therefore, but which is contradictious to the continuity of .

(The sufficient condition). From the inequality (20), if , then we have
therefore, and is continuous.

Because of and under the assumption of is continuous matrix function for . Therefore, the linear operator is bounded on .

From the foregoing, we concluded that is a continuous and bounded linear operator, so has an upper bound on . Similarly, linear operator and have their own upper bound on for . So, back to (18) and the compatibility of norms, we can have

In (29), has a public upper bound which denoted by . Hence, it can fully satisfy the requirement of by adjusting appropriately.

#### 4. An Algorithm for Unconstrained Biobjective Optimization Problem Based on Neumann Series Expansion (NSE)

When there are only two objective functions, a biobjective optimization algorithm is established in this paper by introducing the technique of NSE [21] to Newton weighted sum method. With this algorithm, the complicated inverse calculation of -rank matrix is avoided. It is only needed to calculate the inversion once for Hessian matrix of one objective function in (1). So the operating speed is improved especially in a high-dimensional design variables condition.
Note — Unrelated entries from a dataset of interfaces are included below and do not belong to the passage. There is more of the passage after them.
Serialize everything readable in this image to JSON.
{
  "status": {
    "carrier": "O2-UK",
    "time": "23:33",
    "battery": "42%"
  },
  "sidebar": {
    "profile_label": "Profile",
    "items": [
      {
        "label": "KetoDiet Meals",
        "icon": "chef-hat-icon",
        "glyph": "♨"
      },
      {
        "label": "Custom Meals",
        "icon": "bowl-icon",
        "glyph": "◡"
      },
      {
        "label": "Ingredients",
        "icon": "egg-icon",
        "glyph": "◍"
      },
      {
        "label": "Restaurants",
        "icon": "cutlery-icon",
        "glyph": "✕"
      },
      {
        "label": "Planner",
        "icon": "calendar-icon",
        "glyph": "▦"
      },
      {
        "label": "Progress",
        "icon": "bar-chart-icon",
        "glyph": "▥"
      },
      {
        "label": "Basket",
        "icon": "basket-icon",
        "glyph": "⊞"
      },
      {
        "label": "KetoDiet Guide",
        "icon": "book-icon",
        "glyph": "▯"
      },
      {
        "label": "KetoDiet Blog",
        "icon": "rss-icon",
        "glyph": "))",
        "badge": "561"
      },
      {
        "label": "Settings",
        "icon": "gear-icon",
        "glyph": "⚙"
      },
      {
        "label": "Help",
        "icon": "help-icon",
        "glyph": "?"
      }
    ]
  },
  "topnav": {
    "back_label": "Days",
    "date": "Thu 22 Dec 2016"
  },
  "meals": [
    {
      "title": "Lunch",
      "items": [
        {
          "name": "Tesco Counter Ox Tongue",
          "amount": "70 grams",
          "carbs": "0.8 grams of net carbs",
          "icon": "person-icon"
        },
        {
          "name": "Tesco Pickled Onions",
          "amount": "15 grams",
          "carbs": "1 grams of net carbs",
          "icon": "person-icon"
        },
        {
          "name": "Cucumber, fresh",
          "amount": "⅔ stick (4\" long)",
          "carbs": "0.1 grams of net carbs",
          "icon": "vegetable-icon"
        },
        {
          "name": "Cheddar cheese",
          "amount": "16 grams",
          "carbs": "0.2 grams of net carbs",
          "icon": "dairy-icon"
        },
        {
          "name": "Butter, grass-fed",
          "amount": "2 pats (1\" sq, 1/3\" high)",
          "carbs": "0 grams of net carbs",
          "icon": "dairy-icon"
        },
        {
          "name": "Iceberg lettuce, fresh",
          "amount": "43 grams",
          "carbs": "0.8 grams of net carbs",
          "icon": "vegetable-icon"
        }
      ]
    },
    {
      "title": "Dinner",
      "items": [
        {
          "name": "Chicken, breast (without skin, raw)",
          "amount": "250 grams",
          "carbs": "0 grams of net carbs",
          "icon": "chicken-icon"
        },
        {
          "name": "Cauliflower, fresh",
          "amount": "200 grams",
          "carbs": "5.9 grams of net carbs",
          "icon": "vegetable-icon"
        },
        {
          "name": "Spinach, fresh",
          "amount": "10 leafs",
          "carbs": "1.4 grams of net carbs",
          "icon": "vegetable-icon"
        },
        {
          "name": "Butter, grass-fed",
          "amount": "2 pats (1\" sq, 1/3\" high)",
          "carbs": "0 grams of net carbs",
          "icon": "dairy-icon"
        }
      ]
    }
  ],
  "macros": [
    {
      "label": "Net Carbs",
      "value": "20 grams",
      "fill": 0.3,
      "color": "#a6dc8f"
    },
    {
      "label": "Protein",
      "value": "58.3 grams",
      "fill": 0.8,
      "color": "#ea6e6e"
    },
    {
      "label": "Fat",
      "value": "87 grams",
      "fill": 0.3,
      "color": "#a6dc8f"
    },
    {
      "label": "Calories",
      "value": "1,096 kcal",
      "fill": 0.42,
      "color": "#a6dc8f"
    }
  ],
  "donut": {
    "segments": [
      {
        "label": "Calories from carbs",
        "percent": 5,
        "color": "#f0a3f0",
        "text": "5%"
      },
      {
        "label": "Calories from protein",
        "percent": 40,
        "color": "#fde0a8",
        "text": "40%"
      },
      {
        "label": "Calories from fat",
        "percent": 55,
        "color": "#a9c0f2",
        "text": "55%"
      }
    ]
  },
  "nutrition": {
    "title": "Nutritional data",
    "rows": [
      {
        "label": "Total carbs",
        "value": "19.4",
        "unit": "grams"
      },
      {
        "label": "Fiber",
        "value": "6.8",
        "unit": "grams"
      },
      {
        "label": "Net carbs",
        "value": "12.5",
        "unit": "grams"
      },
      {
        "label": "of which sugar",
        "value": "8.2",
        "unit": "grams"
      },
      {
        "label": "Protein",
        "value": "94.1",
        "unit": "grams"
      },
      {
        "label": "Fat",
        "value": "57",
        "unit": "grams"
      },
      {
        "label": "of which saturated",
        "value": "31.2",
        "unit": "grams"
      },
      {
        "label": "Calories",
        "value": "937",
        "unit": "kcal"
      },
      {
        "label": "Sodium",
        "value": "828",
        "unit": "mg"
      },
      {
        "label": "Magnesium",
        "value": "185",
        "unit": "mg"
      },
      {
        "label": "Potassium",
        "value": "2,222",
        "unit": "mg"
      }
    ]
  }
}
Hence, the proposed algorithm is named as Newton Neumann Series Expansion Algorithm (NNSEA).

When there are only two objective functions, rewrite the problem (1) as

Note that when the feasible region is extended to , the constraints are invalid and (30) can be turned into unconstrained biobjective optimization as

The whole process of NNSEA for calculating a biobjective Pareto optimal solution is symbolized by Algorithm 1 as follows.